> _Task to carry out_: Determine how many lines below hold the string "this". Reply with the number alone.

> _Exercise material_:
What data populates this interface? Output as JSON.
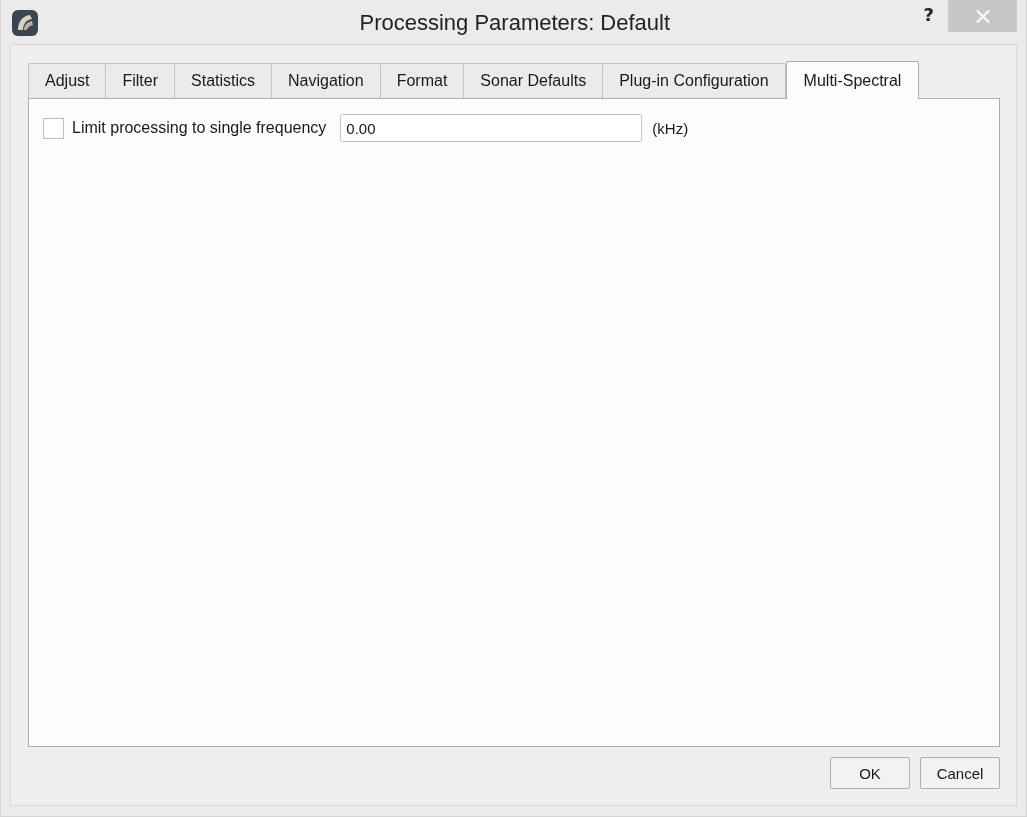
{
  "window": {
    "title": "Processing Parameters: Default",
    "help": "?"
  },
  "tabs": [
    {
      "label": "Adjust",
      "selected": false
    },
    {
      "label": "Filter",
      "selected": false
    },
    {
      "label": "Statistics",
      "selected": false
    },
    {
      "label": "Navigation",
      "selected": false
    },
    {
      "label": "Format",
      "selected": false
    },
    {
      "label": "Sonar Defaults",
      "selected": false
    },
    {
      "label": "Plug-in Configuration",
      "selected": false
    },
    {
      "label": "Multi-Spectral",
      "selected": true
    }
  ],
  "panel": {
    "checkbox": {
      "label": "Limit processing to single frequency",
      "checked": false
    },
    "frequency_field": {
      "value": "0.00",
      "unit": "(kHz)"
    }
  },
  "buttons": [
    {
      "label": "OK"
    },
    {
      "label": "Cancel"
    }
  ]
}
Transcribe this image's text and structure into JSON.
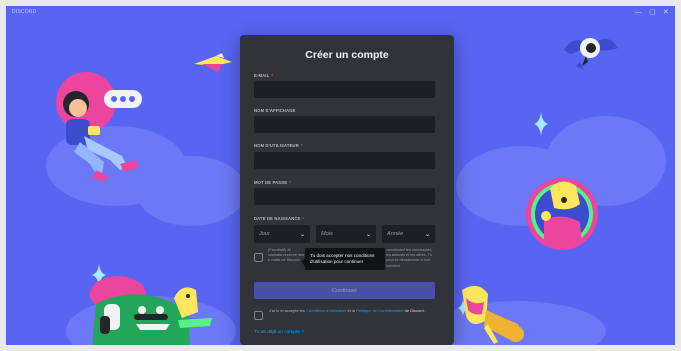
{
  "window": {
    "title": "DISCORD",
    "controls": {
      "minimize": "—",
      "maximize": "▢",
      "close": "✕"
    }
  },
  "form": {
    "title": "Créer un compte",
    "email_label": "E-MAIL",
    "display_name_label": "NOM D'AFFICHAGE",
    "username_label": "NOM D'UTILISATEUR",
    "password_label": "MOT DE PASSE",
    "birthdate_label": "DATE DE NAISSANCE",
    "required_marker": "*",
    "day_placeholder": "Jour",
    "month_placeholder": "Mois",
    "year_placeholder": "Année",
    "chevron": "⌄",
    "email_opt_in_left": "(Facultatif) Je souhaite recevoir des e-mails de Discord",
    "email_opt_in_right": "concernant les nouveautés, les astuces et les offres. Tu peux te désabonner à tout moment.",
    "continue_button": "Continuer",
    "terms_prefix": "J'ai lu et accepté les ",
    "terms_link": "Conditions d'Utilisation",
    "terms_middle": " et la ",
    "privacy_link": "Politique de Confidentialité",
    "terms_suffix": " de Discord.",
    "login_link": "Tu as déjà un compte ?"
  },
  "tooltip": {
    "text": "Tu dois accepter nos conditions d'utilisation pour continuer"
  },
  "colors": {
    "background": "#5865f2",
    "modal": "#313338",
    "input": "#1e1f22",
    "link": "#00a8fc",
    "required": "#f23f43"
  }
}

> _Task answer_: 2